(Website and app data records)
____________________

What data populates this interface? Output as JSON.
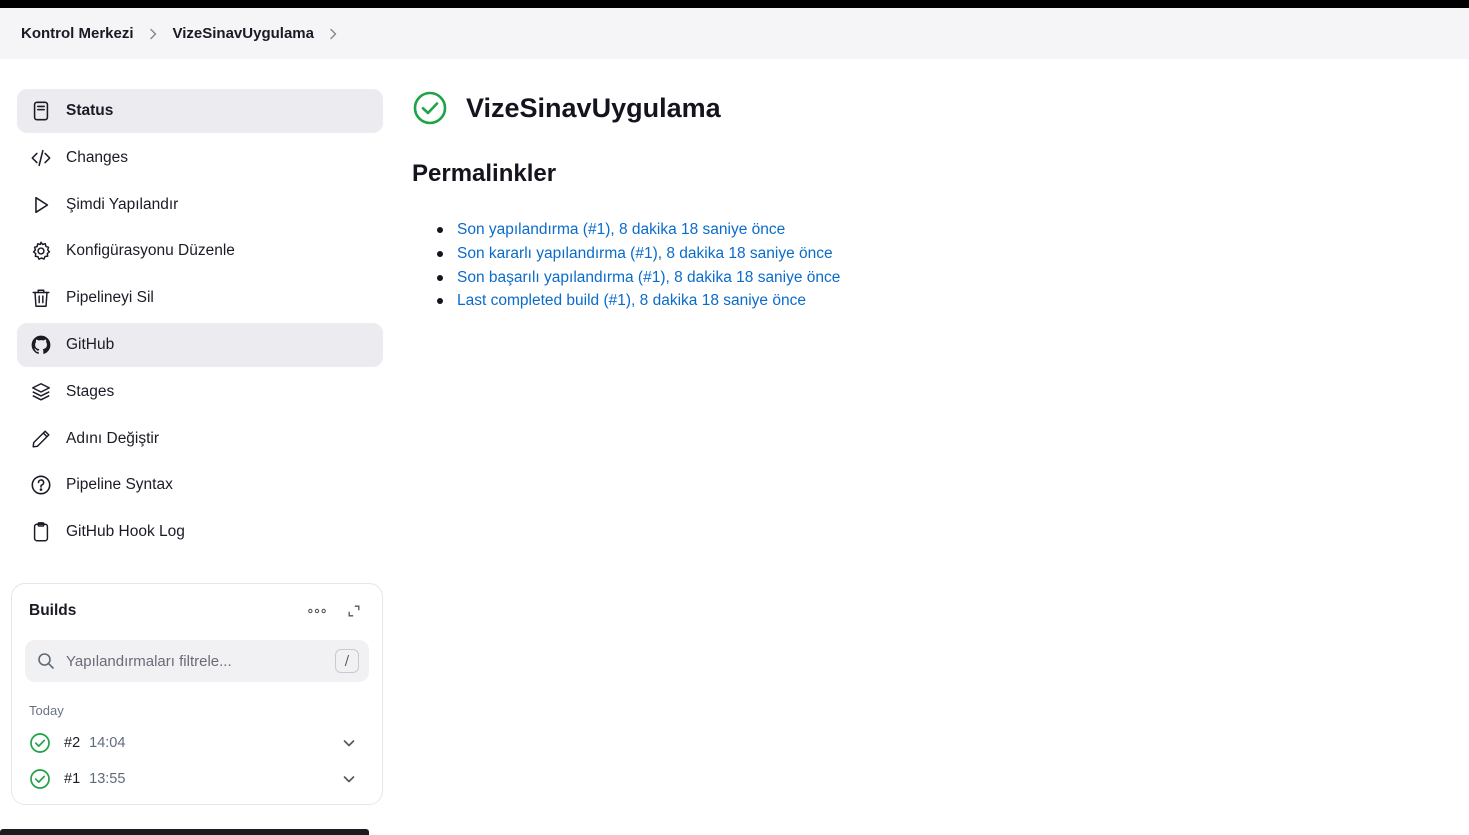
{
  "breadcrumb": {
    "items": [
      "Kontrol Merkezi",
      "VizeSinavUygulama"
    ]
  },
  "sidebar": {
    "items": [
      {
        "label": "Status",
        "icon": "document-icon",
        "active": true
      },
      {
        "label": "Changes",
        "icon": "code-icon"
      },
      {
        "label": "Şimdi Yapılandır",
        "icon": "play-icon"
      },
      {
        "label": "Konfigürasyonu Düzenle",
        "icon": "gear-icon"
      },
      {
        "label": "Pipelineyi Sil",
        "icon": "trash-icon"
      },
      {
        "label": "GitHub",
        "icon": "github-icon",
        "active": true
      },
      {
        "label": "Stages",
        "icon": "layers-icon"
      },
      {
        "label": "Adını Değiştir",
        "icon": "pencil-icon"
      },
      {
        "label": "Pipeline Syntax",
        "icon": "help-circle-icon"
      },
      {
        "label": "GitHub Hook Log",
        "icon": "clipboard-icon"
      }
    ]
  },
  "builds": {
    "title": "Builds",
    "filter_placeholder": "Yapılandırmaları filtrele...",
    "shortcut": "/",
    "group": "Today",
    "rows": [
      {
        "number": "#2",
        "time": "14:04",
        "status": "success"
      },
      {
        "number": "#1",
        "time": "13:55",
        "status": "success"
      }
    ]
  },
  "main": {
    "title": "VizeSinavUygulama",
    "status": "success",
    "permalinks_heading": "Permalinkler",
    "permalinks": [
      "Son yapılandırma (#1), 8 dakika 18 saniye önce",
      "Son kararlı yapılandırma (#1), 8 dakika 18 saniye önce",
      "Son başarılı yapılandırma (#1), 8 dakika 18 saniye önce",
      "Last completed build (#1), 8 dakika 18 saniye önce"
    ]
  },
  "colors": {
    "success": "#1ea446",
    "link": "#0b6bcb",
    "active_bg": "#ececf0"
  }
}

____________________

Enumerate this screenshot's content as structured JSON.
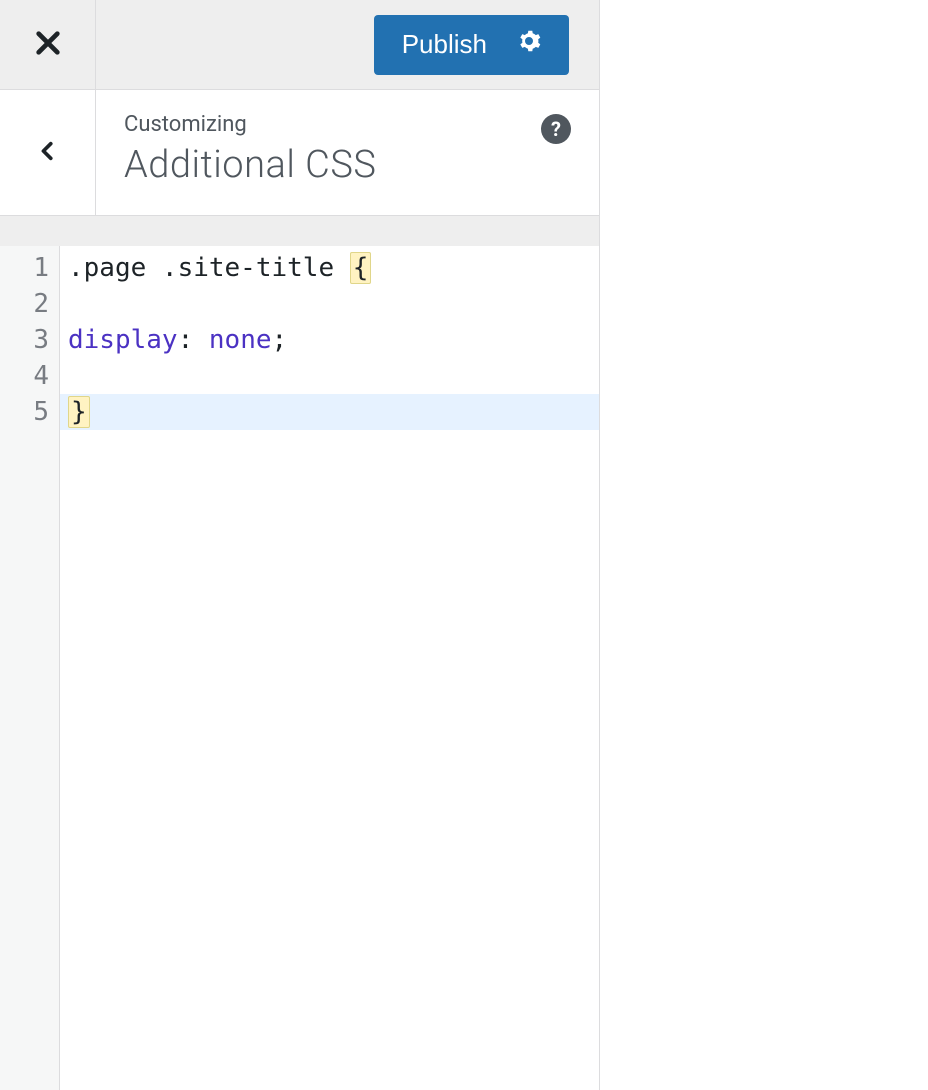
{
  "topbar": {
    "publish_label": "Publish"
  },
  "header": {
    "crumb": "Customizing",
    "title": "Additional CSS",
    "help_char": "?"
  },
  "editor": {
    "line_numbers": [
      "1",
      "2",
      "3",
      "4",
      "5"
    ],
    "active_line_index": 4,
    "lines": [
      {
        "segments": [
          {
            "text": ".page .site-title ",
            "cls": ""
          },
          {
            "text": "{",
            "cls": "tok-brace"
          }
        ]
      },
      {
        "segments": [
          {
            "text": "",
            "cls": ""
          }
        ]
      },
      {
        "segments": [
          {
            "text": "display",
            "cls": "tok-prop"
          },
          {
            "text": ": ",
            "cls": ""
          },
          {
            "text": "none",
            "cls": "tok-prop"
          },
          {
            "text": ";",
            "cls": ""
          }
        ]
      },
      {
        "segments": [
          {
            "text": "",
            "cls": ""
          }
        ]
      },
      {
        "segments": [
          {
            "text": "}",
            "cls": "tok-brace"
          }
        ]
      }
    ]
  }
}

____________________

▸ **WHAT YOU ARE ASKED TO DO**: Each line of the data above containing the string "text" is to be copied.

▸ **SOLUTION TO THE PROBLEM**:
            "text": ".page .site-title ",
            "text": "{",
            "text": "",
            "text": "display",
            "text": ": ",
            "text": "none",
            "text": ";",
            "text": "",
            "text": "}",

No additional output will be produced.